The appellants' opening brief is problematic for the purpose of ruling on DTLA's motion. The appellants' opening brief states that they have declined to raise and argue the constitutionality of the limitations imposed by 2 Del.C. § 1329, in anticipation that issue will be addressed in the amicus curiae brief of DTLA. The appellant's opening brief is inconsistent with the well-established principle of appellate procedure that, if a party appellant is represented by counsel, an amicus curiae cannot raise separate or additional issues for the consideration of an appellate court. United Parcel Service, Inc. v. Mitchell, 451 U.S. 56, 60 n. 2, 101 S. Ct. 1559, 1562 n. 2, 67 L. Ed. 2d 732 (1981).Parties' Opening Brief Must Raise Appellate Issues
The appealing party or cross-appellant is generally afforded the opportunity to select and frame the issues it wants to have considered on appeal. Murphy v. State, Del. Supr., 632 A.2d 1150, 1152 (1993). A corollary to that opportunity is a requirement that the appealing party's opening brief fully state the grounds for appeal, as well as the arguments and supporting authorities on each issue or claim of reversible error. Id. Accord Rossitto v. State, Del.Supr., 298 A.2d 775, 778 (1972). Consequently, this Court has held that the failure of a party appellant to present and argue a legal issue in the text of an opening brief constitutes a waiver of that claim on appeal. Murphy v. State, 632 A.2d at 1152.Amicus Curiae Limitations on Participation
"[T]he privilege to be heard as an amicus curiae, as well as the manner and extent of participation, rests within the discretion of the court." Giammalvo v. Sunshine Mining Co., Del.Supr., 644 A.2d 407, 408 (1994) (footnote omitted). Leave to appear as an amicus curiae does not confer the status of a party. When the parties are represented by counsel, the role of the amicus curiae is limited to assisting the court, by supplementing the efforts of the actual parties' counsel, through the presentation of non-duplicative authoritative arguments. Id.
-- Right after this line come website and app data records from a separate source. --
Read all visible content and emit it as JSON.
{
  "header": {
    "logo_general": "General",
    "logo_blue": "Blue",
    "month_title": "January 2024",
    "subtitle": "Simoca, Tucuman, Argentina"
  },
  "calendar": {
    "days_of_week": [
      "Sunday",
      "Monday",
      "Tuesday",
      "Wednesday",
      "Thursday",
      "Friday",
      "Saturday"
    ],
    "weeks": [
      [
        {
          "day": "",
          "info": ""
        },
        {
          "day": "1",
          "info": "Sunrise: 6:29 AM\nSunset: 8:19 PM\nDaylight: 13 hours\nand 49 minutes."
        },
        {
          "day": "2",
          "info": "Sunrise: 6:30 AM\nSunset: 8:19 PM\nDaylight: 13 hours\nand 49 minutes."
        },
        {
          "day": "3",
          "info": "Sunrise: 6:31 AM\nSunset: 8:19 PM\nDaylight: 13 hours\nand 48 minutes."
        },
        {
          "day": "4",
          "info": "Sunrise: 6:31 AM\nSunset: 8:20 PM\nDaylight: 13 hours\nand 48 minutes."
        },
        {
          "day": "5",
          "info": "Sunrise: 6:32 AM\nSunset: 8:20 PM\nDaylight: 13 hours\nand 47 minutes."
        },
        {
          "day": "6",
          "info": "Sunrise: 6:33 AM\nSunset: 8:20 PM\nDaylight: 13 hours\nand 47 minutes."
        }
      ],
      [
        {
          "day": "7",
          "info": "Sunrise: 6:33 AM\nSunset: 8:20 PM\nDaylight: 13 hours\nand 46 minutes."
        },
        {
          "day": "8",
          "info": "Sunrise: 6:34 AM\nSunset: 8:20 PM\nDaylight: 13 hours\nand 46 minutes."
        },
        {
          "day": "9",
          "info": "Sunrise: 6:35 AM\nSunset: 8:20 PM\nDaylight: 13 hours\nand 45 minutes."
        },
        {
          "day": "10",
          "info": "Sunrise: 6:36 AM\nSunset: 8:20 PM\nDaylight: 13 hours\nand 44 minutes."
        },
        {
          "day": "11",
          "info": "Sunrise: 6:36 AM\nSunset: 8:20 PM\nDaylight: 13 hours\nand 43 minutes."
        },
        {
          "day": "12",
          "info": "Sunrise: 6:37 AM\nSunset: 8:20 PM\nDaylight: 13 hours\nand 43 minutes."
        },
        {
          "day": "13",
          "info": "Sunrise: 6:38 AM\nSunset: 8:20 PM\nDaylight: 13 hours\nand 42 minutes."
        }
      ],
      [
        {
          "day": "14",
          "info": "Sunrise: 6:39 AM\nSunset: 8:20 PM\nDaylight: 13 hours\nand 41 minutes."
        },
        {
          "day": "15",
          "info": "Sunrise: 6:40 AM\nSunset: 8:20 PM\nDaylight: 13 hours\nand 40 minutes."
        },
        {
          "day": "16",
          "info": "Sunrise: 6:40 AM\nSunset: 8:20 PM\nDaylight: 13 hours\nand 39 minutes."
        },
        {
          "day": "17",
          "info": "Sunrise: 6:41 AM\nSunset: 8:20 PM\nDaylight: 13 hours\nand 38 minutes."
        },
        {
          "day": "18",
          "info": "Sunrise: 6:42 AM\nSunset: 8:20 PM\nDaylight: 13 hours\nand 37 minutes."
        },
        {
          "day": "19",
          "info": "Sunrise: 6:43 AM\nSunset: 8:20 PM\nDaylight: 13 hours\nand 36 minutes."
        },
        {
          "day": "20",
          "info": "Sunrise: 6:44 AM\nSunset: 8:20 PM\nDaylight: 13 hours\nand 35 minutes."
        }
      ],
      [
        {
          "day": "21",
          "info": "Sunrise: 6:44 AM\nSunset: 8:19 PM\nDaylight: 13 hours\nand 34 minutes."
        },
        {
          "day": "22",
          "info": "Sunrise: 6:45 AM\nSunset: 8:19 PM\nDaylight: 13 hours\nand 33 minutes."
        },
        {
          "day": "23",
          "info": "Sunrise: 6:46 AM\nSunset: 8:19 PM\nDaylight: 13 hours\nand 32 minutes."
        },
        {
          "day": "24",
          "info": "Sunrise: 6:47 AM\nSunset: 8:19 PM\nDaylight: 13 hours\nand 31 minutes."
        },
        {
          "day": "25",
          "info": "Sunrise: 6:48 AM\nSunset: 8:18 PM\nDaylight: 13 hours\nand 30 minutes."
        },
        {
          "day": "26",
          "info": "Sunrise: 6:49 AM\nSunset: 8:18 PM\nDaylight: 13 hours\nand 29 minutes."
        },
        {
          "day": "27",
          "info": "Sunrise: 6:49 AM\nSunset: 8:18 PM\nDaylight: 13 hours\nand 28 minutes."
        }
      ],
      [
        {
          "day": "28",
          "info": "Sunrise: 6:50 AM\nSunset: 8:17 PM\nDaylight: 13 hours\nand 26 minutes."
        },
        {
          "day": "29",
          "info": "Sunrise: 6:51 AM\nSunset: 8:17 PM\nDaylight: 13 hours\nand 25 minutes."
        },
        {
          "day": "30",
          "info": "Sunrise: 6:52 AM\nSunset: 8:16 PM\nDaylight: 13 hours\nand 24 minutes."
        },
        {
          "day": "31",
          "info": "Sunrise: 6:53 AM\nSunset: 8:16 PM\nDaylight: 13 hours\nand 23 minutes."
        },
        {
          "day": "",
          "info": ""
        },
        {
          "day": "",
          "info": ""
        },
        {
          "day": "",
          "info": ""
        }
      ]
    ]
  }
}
If the appellant or cross-appellant is represented by counsel, an amicus curiae brief is also limited to addressing the issues raised by counsel in the party's opening brief. United Parcel Service, Inc. v. Mitchell, 451 U.S. 56, 60 n. 2, 101 S. Ct. 1559, 1562 n. 2, 67 L. Ed. 2d 732 (1981). The appellants in the case sub judice are represented by counsel. Therefore, as an amicus curiae, DTLA is precluded from presenting argument on any issue which was not included in the appellants' joint opening brief. See id.This Case
Notwithstanding the appellants' challenge to the constitutionality of 2 Del.C. § 1329 in the Superior Court, the failure to raise that issue in their opening brief constitutes its abandonment as a claim of error on appeal. Murphy v. State, Del.Supr., 632 A.2d 1150, 1152 (1993); Stilwell v. Parsons, Del.Supr., 51 Del. 342, 145 A.2d 397, 402 (1958). The appellants' decision to rely upon DTLA to raise and argue the constitutionality of the limits imposed by 2 Del.C. § 1329 is attributable to an apparent misunderstanding of the limited role of an amicus curiae on appeal.[*] Accordingly, if the appellants are not afforded the opportunity to file an amended opening brief, DTLA will be precluded from arguing the constitutionality of 2 Del.C. § 1329.Conclusion
The motion by DTLA to file an amicus curiae brief is granted. In the interests of justice, the appellants will be afforded fifteen days to file an amended opening brief, *1325 which includes all issues that they wish this Court to consider on appeal. DTLA will be permitted to simultaneously file an amicus curiae brief, not to exceed twenty pages, with non-duplicative argument and authority in support of any issue presented in the appellants' amended opening brief.NOTES
[*] The appellants' opening brief includes a request to file an amended brief regarding the constitutionality of the limitations imposed by 2 Del.C. § 1329, if this Court denied DTLA's motion to file an amicus curiae brief.